  • Bay of Plenty – up 101 (70 percent) to 246.

The number in Canterbury was 467 – down 77 (14 percent) from June 2015.

Nationally, 2,752 new dwellings were consented – up 710 (35 percent) from June 2015.

Graph, New dwellings consented, June month, by region, 2014 to 2016.

The trend for the number of new dwellings consented in Auckland appears to have tailed off since late 2015. Wellington’s trend appears to be increasing, driven by consents for retirement village units. The trends for Waikato and the rest of the North Island are increasing.

For Canterbury, the trend has decreased 18 percent since the peak in late 2014, but remains at a historically high level. The trend for the rest of the South Island shows little change over the past year.

Note: Trend movements, particularly for recent months, may be revised when we add future months to the series.

Graph, Trend for new dwellings consented, by region, monthly, June 2009 to June 2016.

Annual dwelling consents up 16 percent

In the year ended June 2016, 29,097 new dwellings were consented, up 16 percent from the June 2015 year. This is the highest annual total since April 2005. Most growth was in Auckland and nearby regions, while the number in Canterbury decreased.

The annual total consisted of:

  • 20,828 houses (up 16 percent from the June 2015 year)
  • 3,802 townhouses, flats, and units (up 15 percent)
  • 2,261 apartments (up 13 percent)
  • 2,206 retirement village units (up 14 percent).

Graph, New dwellings consented, by building type, year ended June 2012 to 2016.
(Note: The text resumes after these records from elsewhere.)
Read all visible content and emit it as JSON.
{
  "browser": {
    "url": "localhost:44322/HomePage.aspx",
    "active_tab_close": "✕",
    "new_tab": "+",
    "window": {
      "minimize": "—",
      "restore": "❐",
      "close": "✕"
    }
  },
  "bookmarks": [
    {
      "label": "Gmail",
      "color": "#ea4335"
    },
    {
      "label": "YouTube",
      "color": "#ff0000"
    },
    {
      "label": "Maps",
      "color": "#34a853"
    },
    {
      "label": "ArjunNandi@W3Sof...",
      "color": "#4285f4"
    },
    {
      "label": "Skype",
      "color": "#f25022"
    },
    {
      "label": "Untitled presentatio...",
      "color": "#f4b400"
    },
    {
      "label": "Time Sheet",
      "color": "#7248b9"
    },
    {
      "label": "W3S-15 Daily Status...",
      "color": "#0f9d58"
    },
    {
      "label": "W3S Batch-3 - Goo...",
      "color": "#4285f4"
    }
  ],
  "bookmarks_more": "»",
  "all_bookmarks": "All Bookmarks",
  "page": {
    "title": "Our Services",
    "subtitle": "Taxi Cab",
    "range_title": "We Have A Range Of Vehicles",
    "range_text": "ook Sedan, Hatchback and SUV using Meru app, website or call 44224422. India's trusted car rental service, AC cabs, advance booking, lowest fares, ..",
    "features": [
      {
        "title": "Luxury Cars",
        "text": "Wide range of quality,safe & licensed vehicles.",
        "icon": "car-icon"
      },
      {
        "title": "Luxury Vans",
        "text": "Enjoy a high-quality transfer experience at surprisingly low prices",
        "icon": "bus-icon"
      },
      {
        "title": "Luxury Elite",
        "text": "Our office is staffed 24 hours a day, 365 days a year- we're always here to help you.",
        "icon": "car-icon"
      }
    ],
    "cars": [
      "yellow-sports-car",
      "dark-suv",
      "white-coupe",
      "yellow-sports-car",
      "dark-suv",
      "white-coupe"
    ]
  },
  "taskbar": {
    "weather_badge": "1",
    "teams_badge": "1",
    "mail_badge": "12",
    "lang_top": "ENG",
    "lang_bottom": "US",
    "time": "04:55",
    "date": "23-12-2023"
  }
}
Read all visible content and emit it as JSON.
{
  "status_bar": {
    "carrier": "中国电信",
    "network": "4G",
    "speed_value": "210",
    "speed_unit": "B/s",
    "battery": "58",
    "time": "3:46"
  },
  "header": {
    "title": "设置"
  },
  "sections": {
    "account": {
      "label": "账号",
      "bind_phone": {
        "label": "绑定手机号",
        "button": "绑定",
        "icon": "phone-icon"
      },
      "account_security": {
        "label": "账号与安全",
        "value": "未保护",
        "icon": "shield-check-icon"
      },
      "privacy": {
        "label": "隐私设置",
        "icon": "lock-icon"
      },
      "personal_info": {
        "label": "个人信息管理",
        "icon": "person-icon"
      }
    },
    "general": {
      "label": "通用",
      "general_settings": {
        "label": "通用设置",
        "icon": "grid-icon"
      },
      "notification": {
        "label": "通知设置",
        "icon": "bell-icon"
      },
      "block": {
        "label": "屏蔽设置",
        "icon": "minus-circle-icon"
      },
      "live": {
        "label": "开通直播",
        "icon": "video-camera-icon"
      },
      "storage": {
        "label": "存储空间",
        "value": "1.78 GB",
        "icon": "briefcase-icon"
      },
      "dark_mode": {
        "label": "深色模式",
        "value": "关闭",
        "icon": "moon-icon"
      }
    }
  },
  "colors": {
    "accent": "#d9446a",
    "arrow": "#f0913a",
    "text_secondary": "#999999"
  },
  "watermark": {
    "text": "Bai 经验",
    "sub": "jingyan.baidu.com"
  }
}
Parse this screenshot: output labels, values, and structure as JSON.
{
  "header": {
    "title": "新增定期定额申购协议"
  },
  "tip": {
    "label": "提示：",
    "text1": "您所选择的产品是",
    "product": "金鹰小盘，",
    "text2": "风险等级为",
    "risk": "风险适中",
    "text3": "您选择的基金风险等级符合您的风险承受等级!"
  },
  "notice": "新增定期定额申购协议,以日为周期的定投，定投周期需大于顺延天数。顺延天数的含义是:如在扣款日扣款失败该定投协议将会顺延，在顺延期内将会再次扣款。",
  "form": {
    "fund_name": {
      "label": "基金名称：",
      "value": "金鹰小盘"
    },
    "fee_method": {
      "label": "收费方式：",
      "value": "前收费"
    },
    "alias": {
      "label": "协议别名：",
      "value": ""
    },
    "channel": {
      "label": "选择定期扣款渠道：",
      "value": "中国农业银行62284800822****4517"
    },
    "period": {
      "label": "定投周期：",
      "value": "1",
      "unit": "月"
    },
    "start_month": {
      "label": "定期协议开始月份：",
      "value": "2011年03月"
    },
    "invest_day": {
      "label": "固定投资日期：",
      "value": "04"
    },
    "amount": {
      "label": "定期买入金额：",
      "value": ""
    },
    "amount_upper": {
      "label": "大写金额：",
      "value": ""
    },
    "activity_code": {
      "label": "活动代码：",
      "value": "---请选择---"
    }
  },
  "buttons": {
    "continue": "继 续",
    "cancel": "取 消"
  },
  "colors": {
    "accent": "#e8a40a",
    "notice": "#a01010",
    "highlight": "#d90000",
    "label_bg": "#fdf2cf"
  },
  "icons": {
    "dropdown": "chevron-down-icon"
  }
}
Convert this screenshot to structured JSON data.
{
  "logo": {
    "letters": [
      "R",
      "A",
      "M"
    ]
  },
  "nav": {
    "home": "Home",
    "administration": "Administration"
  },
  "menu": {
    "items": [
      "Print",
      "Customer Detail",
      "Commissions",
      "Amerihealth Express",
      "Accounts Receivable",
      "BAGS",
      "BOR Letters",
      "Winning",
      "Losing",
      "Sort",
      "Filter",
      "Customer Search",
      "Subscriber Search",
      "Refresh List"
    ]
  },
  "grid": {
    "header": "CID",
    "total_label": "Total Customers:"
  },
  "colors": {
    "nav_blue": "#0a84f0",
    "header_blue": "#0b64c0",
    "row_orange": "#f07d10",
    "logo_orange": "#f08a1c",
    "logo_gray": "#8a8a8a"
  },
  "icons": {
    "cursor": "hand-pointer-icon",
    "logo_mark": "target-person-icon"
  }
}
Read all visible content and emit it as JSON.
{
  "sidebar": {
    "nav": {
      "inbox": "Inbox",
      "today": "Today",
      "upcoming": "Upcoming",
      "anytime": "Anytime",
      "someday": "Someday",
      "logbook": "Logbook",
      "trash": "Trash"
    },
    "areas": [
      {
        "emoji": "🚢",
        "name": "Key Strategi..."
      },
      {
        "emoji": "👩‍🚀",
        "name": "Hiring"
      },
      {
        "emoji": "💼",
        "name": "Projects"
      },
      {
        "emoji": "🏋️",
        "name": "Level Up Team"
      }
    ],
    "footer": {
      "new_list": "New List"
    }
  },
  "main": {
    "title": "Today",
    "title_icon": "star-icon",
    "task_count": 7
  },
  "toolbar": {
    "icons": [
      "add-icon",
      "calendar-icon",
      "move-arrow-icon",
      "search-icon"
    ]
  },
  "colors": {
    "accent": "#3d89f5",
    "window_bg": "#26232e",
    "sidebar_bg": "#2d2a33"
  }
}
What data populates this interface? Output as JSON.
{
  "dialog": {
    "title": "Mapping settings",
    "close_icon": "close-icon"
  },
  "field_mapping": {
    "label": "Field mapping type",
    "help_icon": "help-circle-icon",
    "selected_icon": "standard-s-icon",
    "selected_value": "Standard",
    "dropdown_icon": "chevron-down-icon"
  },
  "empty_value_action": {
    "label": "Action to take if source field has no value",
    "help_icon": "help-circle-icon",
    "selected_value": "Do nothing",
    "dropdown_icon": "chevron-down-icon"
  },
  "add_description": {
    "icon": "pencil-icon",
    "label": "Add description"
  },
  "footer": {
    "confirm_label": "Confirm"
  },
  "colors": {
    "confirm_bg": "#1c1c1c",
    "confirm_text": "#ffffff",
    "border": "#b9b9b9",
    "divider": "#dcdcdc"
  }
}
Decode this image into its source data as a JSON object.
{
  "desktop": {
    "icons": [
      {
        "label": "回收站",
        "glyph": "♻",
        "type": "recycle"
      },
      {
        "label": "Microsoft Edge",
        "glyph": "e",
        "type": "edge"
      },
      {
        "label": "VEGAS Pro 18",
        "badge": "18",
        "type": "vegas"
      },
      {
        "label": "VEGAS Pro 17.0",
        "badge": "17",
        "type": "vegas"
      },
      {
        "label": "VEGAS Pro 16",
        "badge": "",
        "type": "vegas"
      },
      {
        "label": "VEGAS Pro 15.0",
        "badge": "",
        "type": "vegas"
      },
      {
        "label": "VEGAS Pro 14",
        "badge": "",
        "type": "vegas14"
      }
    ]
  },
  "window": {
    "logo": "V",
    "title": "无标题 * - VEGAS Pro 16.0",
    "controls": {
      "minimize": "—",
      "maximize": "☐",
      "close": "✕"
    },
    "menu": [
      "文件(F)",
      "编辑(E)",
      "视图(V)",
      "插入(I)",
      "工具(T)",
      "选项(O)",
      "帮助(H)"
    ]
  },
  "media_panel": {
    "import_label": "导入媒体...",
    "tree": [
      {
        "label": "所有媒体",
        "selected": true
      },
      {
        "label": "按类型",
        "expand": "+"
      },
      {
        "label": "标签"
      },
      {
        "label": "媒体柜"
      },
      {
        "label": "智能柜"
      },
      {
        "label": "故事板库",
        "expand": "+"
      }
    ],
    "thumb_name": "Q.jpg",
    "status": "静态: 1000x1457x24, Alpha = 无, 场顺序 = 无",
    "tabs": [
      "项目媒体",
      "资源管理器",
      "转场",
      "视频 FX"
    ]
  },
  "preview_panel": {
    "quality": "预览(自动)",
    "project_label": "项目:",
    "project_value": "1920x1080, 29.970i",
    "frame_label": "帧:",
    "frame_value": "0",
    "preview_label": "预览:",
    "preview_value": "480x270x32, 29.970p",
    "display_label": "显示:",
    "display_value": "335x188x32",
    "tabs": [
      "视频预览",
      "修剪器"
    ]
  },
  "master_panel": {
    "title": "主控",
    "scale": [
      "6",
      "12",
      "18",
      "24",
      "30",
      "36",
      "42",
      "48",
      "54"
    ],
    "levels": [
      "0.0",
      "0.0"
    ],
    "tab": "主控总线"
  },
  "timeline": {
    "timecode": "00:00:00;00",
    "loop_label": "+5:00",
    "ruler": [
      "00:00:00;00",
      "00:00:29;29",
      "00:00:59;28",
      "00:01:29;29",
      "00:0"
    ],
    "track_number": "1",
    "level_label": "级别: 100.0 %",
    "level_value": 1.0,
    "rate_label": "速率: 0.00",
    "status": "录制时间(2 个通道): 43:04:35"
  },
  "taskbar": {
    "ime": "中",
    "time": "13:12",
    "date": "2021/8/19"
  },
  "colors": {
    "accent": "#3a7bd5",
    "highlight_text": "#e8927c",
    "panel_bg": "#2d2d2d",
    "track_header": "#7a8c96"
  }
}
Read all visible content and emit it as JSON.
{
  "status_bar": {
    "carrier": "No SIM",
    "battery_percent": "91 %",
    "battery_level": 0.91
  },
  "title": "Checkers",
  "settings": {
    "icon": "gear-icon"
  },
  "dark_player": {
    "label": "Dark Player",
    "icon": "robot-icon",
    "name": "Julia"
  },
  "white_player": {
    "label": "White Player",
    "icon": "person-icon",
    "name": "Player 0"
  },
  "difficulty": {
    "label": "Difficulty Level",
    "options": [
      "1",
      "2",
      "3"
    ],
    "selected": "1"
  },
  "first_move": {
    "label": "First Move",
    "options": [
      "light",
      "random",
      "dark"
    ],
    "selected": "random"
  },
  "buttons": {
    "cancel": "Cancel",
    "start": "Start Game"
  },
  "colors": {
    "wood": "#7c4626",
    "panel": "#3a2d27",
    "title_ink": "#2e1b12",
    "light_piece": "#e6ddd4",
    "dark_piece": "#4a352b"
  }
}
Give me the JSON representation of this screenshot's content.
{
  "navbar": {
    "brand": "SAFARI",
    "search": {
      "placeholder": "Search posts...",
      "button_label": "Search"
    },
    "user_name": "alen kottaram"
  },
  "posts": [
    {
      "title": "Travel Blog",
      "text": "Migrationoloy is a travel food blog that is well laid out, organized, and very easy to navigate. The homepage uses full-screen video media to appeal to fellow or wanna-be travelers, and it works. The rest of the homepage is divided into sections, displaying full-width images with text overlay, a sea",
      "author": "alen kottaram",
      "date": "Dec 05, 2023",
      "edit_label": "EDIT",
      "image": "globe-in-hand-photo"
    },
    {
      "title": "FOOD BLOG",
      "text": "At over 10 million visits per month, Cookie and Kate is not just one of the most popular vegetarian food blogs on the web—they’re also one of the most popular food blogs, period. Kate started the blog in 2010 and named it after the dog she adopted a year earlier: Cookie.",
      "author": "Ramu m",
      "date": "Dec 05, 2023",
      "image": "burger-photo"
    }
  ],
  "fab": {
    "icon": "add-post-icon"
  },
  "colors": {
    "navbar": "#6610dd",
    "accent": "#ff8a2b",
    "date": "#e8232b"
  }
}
Canterbury earthquake-related consents total $3.7 billion

Since September 2010, $3.7 billion of Canterbury’s consents have been identified as earthquake-related building consents. This includes consents for 4,513 new dwellings.

Not all earthquake-related consents can be identified. For comparison, total figures for Canterbury from September 2010 to June 2016 were:

  • $18 billion of building consents (all construction)
  • 29,936 new dwellings consented.

In June 2016, the value of consents identified as earthquake-related in Canterbury was $40 million (of a total of $466 million for Canterbury). This included 40 new dwellings (of a total of 467).

Graph, Value of building consents in Canterbury, including alterations, additions, and non-building construction, monthly, June 2009 to June 2016.

Non-residential building consents valued at $739 million

The value of consents for non-residential buildings in June 2016 was $739 million – up $285 million (63 percent) from June 2015. The largest contributors to the latest month’s value were:

  • hospitals, nursing homes, and other health buildings – $224 million (boosted by a $180 million consent for the new Acute Services Building at Christchurch Hospital)
  • offices, administration, and public transport buildings – $107 million
  • education buildings – $106 million.

Graph, Value of non-residential buildings consented, by building type (including alterations and additions), June month 2014 to 2016.

In the year to June 2016, the regions that contributed the highest value of non-residential building consents were:

  • Auckland – $2.1 billion
  • Canterbury – $1.9 billion
  • Wellington – $518 million.

Graph, Value of non-residential building consents, including alterations and additions, year ended June, by region, 2014 to 2016.

Consents for all buildings total $1.8 billion in June

The total value of building work consented in June 2016 was $1.8 billion. This comprised $1.1 billion of residential work, and $739 million of non-residential work.

For the year ended June 2016, compared with the year ended June 2015, the value of buildings consented increased for:

  • all buildings – up $2.7 billion (18 percent) to $18 billion
  • residential buildings – up $1.9 billion (19 percent) to $12 billion
  • non-residential buildings – up $779 million (15 percent) to $6.1 billion.

Graph, Value of buildings consented, including alterations and additions, year ended June 2012 to 2016.

Data for building consents is obtained from all territorial authorities in New Zealand.

For more detailed data, see the Excel tables in the 'Downloads' box.

  • Share this page to Facebook
  • Share this page to Twitter
  • Share this page to Google+
Top
  • Share this page to Facebook
  • Share this page to Twitter
  • Share this page to Google+